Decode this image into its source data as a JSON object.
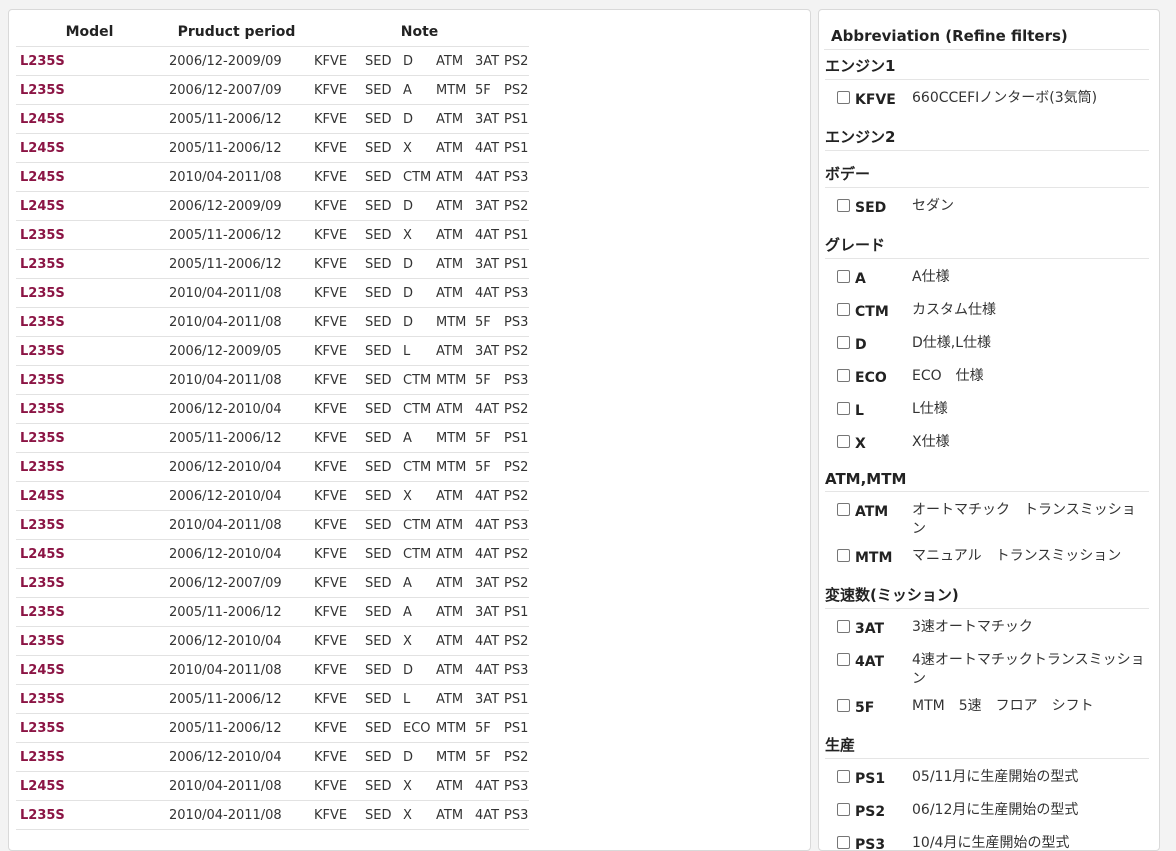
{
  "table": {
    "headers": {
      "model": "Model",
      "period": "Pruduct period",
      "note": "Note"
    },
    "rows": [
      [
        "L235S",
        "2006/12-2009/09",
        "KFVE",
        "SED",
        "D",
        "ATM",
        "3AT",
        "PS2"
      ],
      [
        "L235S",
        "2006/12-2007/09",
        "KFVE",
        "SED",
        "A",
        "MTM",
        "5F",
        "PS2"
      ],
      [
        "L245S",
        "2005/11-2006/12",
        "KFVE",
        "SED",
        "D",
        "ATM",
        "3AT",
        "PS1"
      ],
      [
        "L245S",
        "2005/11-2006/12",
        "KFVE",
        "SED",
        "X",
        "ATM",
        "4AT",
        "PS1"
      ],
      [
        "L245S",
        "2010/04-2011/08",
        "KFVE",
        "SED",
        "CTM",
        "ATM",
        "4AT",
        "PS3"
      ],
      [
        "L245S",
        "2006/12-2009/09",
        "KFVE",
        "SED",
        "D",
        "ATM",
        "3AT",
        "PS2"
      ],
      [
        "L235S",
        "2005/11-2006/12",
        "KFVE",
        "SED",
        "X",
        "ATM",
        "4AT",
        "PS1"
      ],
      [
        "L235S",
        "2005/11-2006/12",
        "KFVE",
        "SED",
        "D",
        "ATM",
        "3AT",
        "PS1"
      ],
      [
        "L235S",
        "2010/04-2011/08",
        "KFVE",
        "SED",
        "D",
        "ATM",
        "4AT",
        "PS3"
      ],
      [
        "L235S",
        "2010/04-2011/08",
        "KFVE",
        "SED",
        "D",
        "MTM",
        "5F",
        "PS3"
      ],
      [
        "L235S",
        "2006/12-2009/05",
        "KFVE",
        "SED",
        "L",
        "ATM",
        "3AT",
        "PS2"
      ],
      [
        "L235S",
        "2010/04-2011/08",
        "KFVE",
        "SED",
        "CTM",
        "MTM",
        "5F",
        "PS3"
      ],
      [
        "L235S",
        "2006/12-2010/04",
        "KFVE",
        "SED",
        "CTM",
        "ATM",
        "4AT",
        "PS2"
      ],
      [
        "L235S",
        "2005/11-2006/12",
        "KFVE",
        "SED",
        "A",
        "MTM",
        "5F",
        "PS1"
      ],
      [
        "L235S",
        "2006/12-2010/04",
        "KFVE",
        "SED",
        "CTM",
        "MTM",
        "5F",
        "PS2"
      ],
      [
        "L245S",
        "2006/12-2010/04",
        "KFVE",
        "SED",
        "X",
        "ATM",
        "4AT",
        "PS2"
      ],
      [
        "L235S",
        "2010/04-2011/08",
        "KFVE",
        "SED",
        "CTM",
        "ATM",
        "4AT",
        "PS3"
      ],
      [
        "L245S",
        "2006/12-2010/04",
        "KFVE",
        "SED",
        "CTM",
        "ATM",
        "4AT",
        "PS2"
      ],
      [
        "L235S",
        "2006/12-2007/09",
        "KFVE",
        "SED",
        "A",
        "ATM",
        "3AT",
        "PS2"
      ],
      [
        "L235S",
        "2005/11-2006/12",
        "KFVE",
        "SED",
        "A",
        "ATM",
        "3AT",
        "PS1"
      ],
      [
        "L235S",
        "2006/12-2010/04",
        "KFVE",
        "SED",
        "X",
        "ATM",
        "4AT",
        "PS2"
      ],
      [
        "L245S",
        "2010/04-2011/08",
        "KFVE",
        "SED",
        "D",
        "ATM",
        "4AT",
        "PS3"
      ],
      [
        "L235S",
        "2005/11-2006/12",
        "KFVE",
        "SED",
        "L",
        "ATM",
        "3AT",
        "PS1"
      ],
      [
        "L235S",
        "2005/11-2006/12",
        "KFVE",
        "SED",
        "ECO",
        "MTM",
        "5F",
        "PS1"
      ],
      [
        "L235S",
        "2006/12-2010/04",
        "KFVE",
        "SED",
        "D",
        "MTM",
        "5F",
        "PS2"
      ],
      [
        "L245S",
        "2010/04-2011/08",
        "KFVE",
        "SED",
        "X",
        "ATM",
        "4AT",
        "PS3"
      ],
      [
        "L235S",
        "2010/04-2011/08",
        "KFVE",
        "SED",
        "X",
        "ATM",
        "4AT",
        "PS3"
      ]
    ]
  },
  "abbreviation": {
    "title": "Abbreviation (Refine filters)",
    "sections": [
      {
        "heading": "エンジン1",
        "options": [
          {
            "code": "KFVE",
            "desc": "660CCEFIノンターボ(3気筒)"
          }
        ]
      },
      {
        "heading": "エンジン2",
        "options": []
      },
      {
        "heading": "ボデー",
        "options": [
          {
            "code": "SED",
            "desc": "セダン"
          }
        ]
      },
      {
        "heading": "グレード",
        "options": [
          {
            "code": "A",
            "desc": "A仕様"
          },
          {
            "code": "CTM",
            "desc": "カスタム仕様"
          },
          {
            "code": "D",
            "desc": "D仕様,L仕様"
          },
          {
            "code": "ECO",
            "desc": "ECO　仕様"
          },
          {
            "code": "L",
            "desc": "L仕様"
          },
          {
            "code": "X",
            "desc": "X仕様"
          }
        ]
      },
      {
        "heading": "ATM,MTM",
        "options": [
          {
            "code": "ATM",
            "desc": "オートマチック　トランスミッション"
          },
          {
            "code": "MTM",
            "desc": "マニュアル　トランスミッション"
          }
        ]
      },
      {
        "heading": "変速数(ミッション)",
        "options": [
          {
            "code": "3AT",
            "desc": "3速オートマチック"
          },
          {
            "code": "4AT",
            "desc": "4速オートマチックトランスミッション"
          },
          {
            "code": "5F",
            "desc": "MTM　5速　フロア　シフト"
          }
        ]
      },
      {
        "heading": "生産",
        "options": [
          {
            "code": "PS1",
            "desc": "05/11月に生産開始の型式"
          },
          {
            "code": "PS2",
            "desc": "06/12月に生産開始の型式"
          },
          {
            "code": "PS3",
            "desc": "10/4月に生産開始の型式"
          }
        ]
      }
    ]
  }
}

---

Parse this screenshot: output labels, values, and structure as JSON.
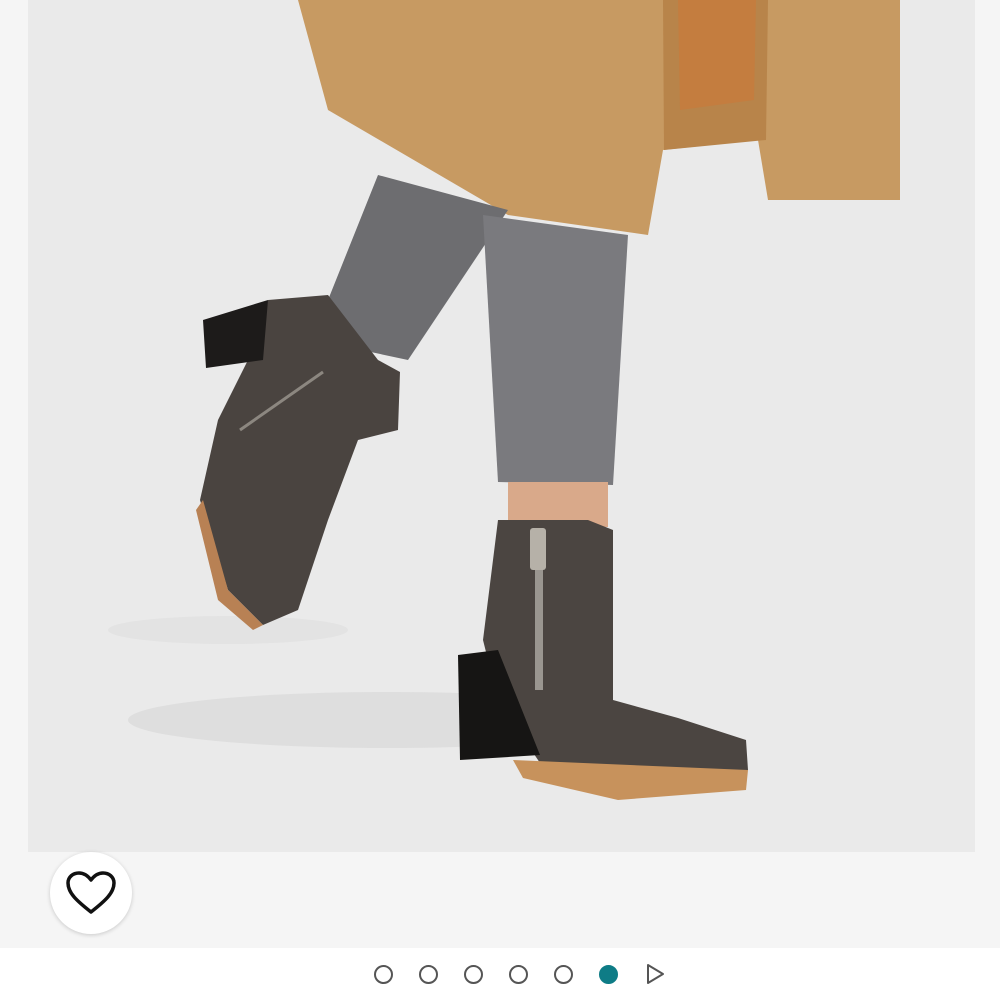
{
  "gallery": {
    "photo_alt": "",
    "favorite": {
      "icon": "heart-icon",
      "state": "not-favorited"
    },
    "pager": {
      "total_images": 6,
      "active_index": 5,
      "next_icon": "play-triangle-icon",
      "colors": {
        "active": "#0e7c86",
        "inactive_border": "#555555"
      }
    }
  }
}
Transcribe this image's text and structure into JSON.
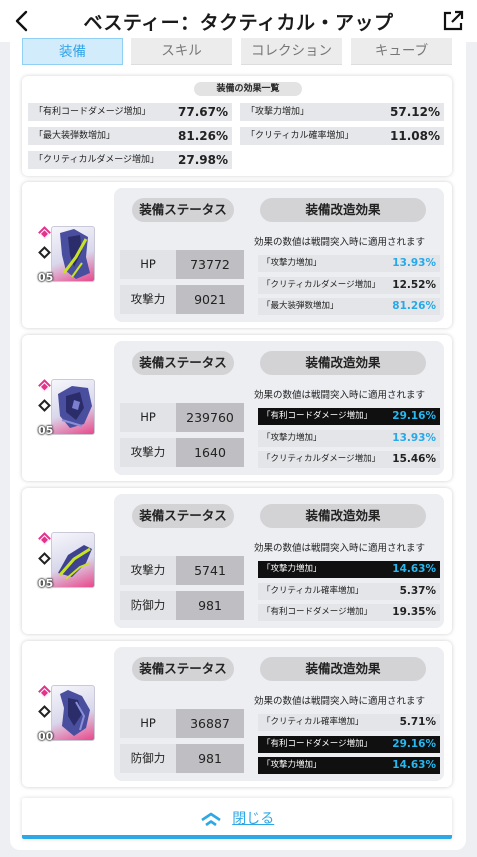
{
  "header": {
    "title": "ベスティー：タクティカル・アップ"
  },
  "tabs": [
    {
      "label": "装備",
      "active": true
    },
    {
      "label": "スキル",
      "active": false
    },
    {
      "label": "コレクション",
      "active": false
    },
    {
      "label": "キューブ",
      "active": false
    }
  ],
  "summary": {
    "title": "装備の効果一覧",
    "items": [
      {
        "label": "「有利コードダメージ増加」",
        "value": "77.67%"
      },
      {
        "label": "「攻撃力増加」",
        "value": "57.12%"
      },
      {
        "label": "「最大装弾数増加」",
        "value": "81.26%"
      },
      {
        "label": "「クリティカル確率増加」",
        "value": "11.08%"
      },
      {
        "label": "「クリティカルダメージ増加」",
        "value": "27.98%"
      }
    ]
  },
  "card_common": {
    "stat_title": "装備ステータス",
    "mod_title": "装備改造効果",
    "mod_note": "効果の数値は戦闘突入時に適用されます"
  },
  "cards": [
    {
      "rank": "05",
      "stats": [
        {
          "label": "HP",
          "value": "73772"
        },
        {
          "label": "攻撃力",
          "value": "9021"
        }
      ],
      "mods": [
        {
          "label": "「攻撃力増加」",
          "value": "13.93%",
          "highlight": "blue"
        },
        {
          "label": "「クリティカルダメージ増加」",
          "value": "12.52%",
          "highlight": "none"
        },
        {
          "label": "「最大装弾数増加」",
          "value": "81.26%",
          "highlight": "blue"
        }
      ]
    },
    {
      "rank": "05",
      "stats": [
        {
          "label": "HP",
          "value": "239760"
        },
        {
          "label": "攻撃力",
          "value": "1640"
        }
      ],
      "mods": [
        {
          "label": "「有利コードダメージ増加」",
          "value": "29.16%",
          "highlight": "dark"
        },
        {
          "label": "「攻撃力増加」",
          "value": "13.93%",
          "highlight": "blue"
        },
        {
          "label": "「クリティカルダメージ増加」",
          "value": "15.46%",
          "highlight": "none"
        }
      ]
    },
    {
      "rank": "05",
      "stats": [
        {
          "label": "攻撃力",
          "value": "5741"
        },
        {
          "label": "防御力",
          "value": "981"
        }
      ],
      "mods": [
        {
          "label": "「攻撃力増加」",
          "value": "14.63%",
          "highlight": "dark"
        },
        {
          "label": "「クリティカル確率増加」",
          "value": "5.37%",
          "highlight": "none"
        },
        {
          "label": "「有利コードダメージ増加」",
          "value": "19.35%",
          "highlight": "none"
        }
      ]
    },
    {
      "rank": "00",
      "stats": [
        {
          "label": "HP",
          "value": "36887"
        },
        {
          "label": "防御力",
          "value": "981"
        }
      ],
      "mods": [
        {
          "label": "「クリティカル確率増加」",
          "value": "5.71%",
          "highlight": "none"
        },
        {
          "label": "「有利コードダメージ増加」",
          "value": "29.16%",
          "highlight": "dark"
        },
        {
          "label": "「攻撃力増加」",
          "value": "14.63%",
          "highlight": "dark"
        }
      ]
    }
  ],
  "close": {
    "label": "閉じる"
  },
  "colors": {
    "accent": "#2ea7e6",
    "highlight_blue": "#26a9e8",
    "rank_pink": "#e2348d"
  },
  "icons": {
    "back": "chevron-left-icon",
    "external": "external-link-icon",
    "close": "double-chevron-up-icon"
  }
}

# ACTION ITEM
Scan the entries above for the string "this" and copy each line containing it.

# TASK RESULT
Decode this image into its source data as a JSON object.
Parse this screenshot: output labels, values, and structure as JSON.
Transcribe this image's text and structure into JSON.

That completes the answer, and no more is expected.